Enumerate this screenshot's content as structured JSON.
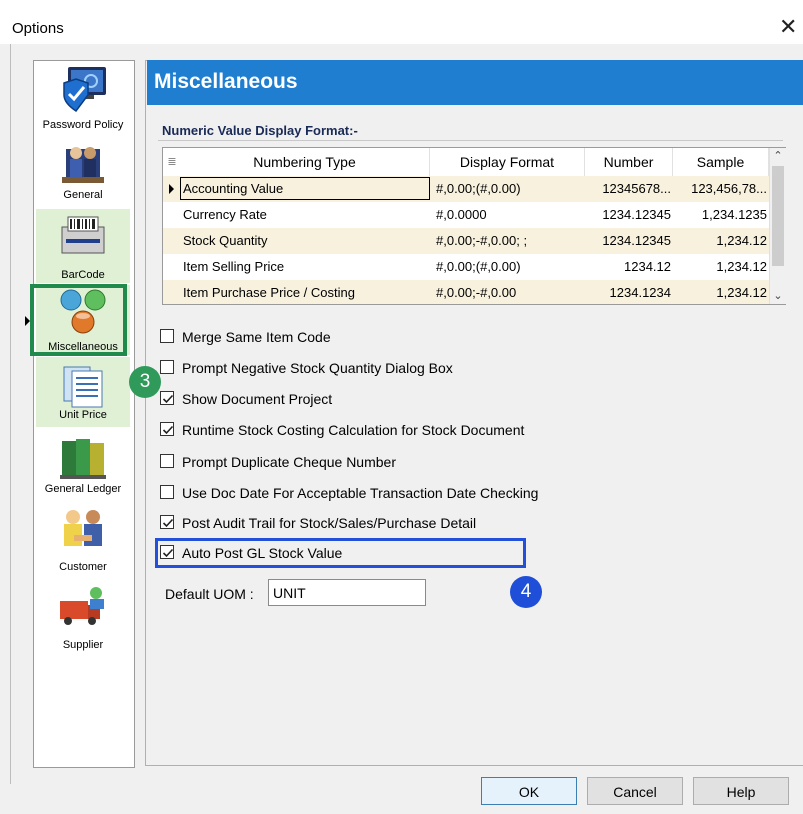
{
  "window": {
    "title": "Options",
    "close_glyph": "✕"
  },
  "sidebar": {
    "items": [
      {
        "label": "Password Policy",
        "icon": "monitor-shield-icon"
      },
      {
        "label": "General",
        "icon": "people-office-icon"
      },
      {
        "label": "BarCode",
        "icon": "barcode-printer-icon"
      },
      {
        "label": "Miscellaneous",
        "icon": "color-balls-icon"
      },
      {
        "label": "Unit Price",
        "icon": "price-sheets-icon"
      },
      {
        "label": "General Ledger",
        "icon": "ledger-books-icon"
      },
      {
        "label": "Customer",
        "icon": "customer-handshake-icon"
      },
      {
        "label": "Supplier",
        "icon": "supplier-truck-icon"
      }
    ],
    "selected": "Miscellaneous"
  },
  "badges": {
    "step3": "3",
    "step4": "4"
  },
  "panel": {
    "title": "Miscellaneous",
    "group_title": "Numeric Value Display Format:-",
    "grid": {
      "grip": "≣",
      "columns": [
        "Numbering Type",
        "Display Format",
        "Number",
        "Sample"
      ],
      "rows": [
        [
          "Accounting Value",
          "#,0.00;(#,0.00)",
          "12345678...",
          "123,456,78..."
        ],
        [
          "Currency Rate",
          "#,0.0000",
          "1234.12345",
          "1,234.1235"
        ],
        [
          "Stock Quantity",
          "#,0.00;-#,0.00; ;",
          "1234.12345",
          "1,234.12"
        ],
        [
          "Item Selling Price",
          "#,0.00;(#,0.00)",
          "1234.12",
          "1,234.12"
        ],
        [
          "Item Purchase Price / Costing",
          "#,0.00;-#,0.00",
          "1234.1234",
          "1,234.12"
        ]
      ],
      "scroll_up": "⌃",
      "scroll_down": "⌄"
    },
    "options": [
      {
        "label": "Merge Same Item Code",
        "checked": false
      },
      {
        "label": "Prompt Negative Stock Quantity Dialog Box",
        "checked": false
      },
      {
        "label": "Show Document Project",
        "checked": true
      },
      {
        "label": "Runtime Stock Costing Calculation for Stock Document",
        "checked": true
      },
      {
        "label": "Prompt Duplicate Cheque Number",
        "checked": false
      },
      {
        "label": "Use Doc Date For Acceptable Transaction Date Checking",
        "checked": false
      },
      {
        "label": "Post Audit Trail for Stock/Sales/Purchase Detail",
        "checked": true
      },
      {
        "label": "Auto Post GL Stock Value",
        "checked": true
      }
    ],
    "default_uom": {
      "label": "Default UOM :",
      "value": "UNIT"
    }
  },
  "buttons": {
    "ok": "OK",
    "cancel": "Cancel",
    "help": "Help"
  },
  "colors": {
    "header": "#1f7ed0",
    "selection_frame": "#1f8a4c",
    "highlight_box": "#2250d8",
    "badge_green": "#2f9a5a",
    "badge_blue": "#1f4fd8"
  }
}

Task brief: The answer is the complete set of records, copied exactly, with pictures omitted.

Answer space:
Enumerate this screenshot's content as structured JSON.
{
  "window": {
    "title": "Options",
    "close_glyph": "✕"
  },
  "sidebar": {
    "items": [
      {
        "label": "Password Policy",
        "icon": "monitor-shield-icon"
      },
      {
        "label": "General",
        "icon": "people-office-icon"
      },
      {
        "label": "BarCode",
        "icon": "barcode-printer-icon"
      },
      {
        "label": "Miscellaneous",
        "icon": "color-balls-icon"
      },
      {
        "label": "Unit Price",
        "icon": "price-sheets-icon"
      },
      {
        "label": "General Ledger",
        "icon": "ledger-books-icon"
      },
      {
        "label": "Customer",
        "icon": "customer-handshake-icon"
      },
      {
        "label": "Supplier",
        "icon": "supplier-truck-icon"
      }
    ],
    "selected": "Miscellaneous"
  },
  "badges": {
    "step3": "3",
    "step4": "4"
  },
  "panel": {
    "title": "Miscellaneous",
    "group_title": "Numeric Value Display Format:-",
    "grid": {
      "grip": "≣",
      "columns": [
        "Numbering Type",
        "Display Format",
        "Number",
        "Sample"
      ],
      "rows": [
        [
          "Accounting Value",
          "#,0.00;(#,0.00)",
          "12345678...",
          "123,456,78..."
        ],
        [
          "Currency Rate",
          "#,0.0000",
          "1234.12345",
          "1,234.1235"
        ],
        [
          "Stock Quantity",
          "#,0.00;-#,0.00; ;",
          "1234.12345",
          "1,234.12"
        ],
        [
          "Item Selling Price",
          "#,0.00;(#,0.00)",
          "1234.12",
          "1,234.12"
        ],
        [
          "Item Purchase Price / Costing",
          "#,0.00;-#,0.00",
          "1234.1234",
          "1,234.12"
        ]
      ],
      "scroll_up": "⌃",
      "scroll_down": "⌄"
    },
    "options": [
      {
        "label": "Merge Same Item Code",
        "checked": false
      },
      {
        "label": "Prompt Negative Stock Quantity Dialog Box",
        "checked": false
      },
      {
        "label": "Show Document Project",
        "checked": true
      },
      {
        "label": "Runtime Stock Costing Calculation for Stock Document",
        "checked": true
      },
      {
        "label": "Prompt Duplicate Cheque Number",
        "checked": false
      },
      {
        "label": "Use Doc Date For Acceptable Transaction Date Checking",
        "checked": false
      },
      {
        "label": "Post Audit Trail for Stock/Sales/Purchase Detail",
        "checked": true
      },
      {
        "label": "Auto Post GL Stock Value",
        "checked": true
      }
    ],
    "default_uom": {
      "label": "Default UOM :",
      "value": "UNIT"
    }
  },
  "buttons": {
    "ok": "OK",
    "cancel": "Cancel",
    "help": "Help"
  },
  "colors": {
    "header": "#1f7ed0",
    "selection_frame": "#1f8a4c",
    "highlight_box": "#2250d8",
    "badge_green": "#2f9a5a",
    "badge_blue": "#1f4fd8"
  }
}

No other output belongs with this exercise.